(DATA PROVIDED begins)

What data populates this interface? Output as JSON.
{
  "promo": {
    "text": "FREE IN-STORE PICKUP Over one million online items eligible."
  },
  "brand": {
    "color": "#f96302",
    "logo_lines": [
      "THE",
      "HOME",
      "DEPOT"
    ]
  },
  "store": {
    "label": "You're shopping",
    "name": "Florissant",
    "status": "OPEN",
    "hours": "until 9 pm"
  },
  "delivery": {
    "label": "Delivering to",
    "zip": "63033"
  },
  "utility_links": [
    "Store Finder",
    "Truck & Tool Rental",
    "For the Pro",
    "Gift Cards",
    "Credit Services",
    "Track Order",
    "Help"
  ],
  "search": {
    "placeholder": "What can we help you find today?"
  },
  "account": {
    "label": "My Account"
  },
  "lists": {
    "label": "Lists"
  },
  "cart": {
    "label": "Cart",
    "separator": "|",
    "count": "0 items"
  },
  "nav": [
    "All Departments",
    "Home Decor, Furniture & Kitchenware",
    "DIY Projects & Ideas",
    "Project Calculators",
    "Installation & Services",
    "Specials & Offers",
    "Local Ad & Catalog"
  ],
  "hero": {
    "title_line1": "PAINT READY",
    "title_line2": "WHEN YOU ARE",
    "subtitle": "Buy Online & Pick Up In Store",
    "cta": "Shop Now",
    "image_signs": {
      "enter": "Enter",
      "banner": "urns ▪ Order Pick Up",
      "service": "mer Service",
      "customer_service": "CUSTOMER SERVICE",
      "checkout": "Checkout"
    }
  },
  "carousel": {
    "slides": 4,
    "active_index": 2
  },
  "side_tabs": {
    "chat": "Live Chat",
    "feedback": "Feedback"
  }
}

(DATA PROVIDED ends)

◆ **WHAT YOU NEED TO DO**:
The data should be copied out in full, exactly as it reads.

◆ **SOLUTION TO THIS TASK**:
What data populates this interface? Output as JSON.
{
  "promo": {
    "text": "FREE IN-STORE PICKUP Over one million online items eligible."
  },
  "brand": {
    "color": "#f96302",
    "logo_lines": [
      "THE",
      "HOME",
      "DEPOT"
    ]
  },
  "store": {
    "label": "You're shopping",
    "name": "Florissant",
    "status": "OPEN",
    "hours": "until 9 pm"
  },
  "delivery": {
    "label": "Delivering to",
    "zip": "63033"
  },
  "utility_links": [
    "Store Finder",
    "Truck & Tool Rental",
    "For the Pro",
    "Gift Cards",
    "Credit Services",
    "Track Order",
    "Help"
  ],
  "search": {
    "placeholder": "What can we help you find today?"
  },
  "account": {
    "label": "My Account"
  },
  "lists": {
    "label": "Lists"
  },
  "cart": {
    "label": "Cart",
    "separator": "|",
    "count": "0 items"
  },
  "nav": [
    "All Departments",
    "Home Decor, Furniture & Kitchenware",
    "DIY Projects & Ideas",
    "Project Calculators",
    "Installation & Services",
    "Specials & Offers",
    "Local Ad & Catalog"
  ],
  "hero": {
    "title_line1": "PAINT READY",
    "title_line2": "WHEN YOU ARE",
    "subtitle": "Buy Online & Pick Up In Store",
    "cta": "Shop Now",
    "image_signs": {
      "enter": "Enter",
      "banner": "urns ▪ Order Pick Up",
      "service": "mer Service",
      "customer_service": "CUSTOMER SERVICE",
      "checkout": "Checkout"
    }
  },
  "carousel": {
    "slides": 4,
    "active_index": 2
  },
  "side_tabs": {
    "chat": "Live Chat",
    "feedback": "Feedback"
  }
}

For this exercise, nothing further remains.